Problems Riddle Moves to Collect Credit Card Debt - NYTimes.com
“I would say that roughly 90 percent of the credit card lawsuits are flawed and can’t prove the person owes the debt,” said Noach Dear, a civil court judge in Brooklyn, who said he presided over as many as 100 such cases a day.
Last year, American Express sued Felicia Tancreto, claiming that she had stopped making payments and owed more than $16,000 on her credit card.
While Ms. Tancreto was behind on her payments, she contested owing the full amount, according to court records. In April, Judge Dear dismissed the lawsuit, citing a lack of evidence. The American Express employee who testified, the judge noted, provided generic testimony about the way the company maintained its records. The same witness gave similar evidence in other cases, which the judge said amounted to “robo-testimony.”
American Express and other credit card companies defended their practices. Sonya Conway, a spokeswoman for American Express, said, “we strongly disagree with Judge Dear’s comments and believe that we have a strong process in place to ensure accuracy of testimony and affidavits provided to courts.”

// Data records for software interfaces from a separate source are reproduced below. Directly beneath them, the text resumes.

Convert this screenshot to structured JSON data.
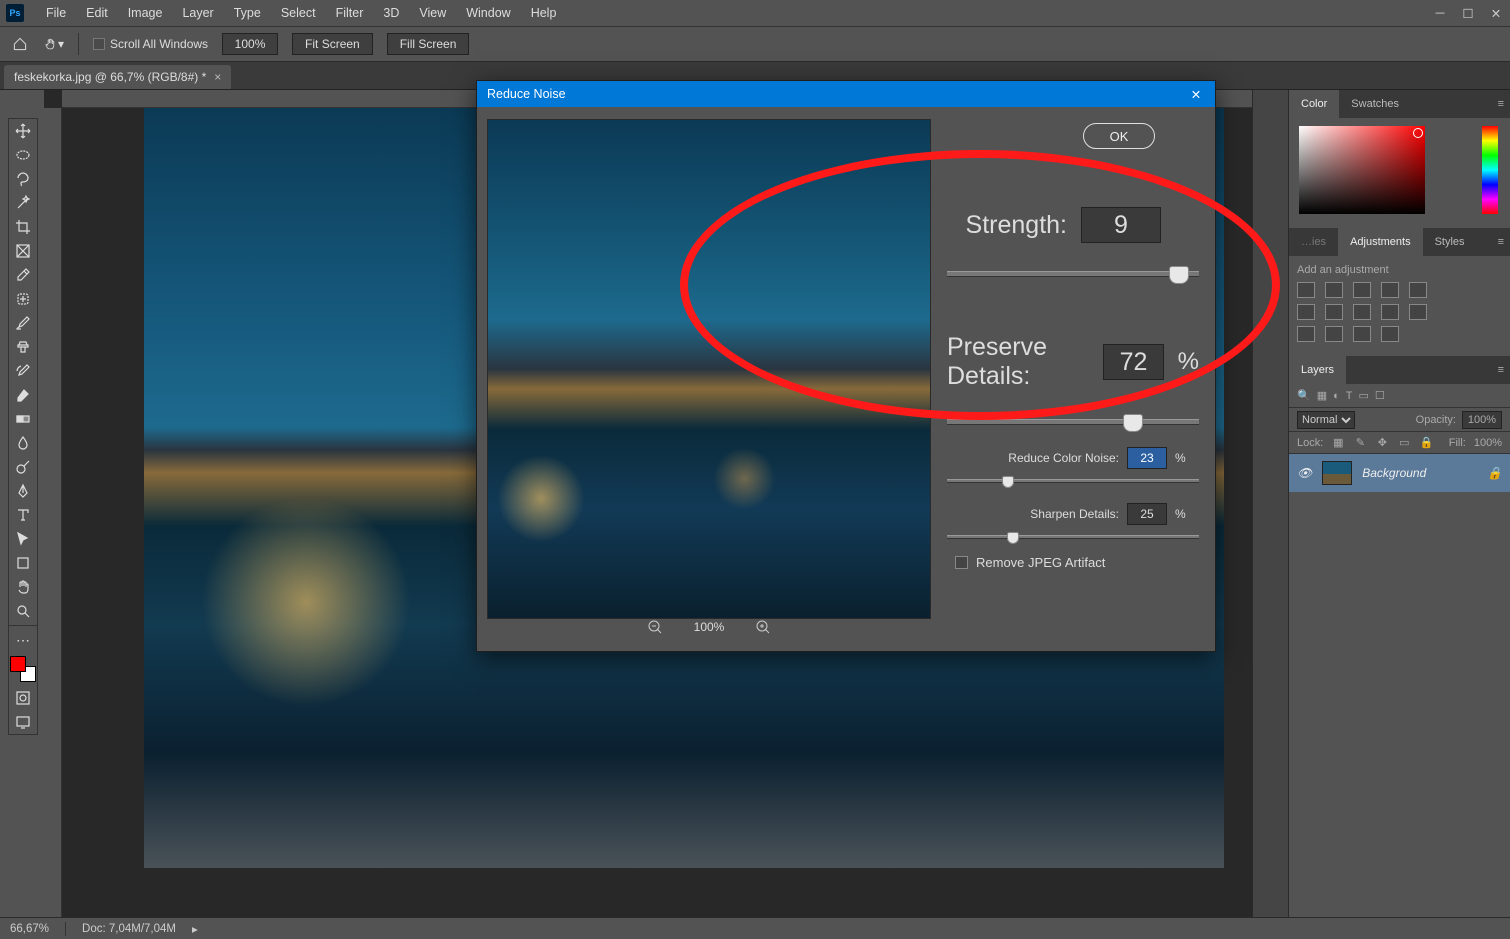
{
  "menu": {
    "items": [
      "File",
      "Edit",
      "Image",
      "Layer",
      "Type",
      "Select",
      "Filter",
      "3D",
      "View",
      "Window",
      "Help"
    ]
  },
  "optionsBar": {
    "scrollAll": "Scroll All Windows",
    "zoom": "100%",
    "fitScreen": "Fit Screen",
    "fillScreen": "Fill Screen"
  },
  "docTab": {
    "title": "feskekorka.jpg @ 66,7% (RGB/8#) *"
  },
  "dialog": {
    "title": "Reduce Noise",
    "ok": "OK",
    "previewZoom": "100%",
    "strength": {
      "label": "Strength:",
      "value": "9"
    },
    "preserveDetails": {
      "label": "Preserve Details:",
      "value": "72",
      "unit": "%"
    },
    "reduceColorNoise": {
      "label": "Reduce Color Noise:",
      "value": "23",
      "unit": "%"
    },
    "sharpenDetails": {
      "label": "Sharpen Details:",
      "value": "25",
      "unit": "%"
    },
    "removeArtifact": "Remove JPEG Artifact"
  },
  "rightPanels": {
    "colorTabs": [
      "Color",
      "Swatches"
    ],
    "adjustmentsTabs": [
      "Adjustments",
      "Styles"
    ],
    "addAdjustment": "Add an adjustment",
    "layersTabs": [
      "Layers"
    ],
    "blendMode": "Normal",
    "opacityLabel": "Opacity:",
    "opacity": "100%",
    "lockLabel": "Lock:",
    "fillLabel": "Fill:",
    "fill": "100%",
    "layerName": "Background"
  },
  "status": {
    "zoom": "66,67%",
    "docInfo": "Doc: 7,04M/7,04M"
  }
}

Interviews with dozens of state judges, regulators and lawyers, however, indicated that such flaws are increasingly common in credit card suits. In certain instances, lenders are trying to collect money from consumers who have already paid their bills or increasing the size of the debts by adding erroneous fees and interest costs.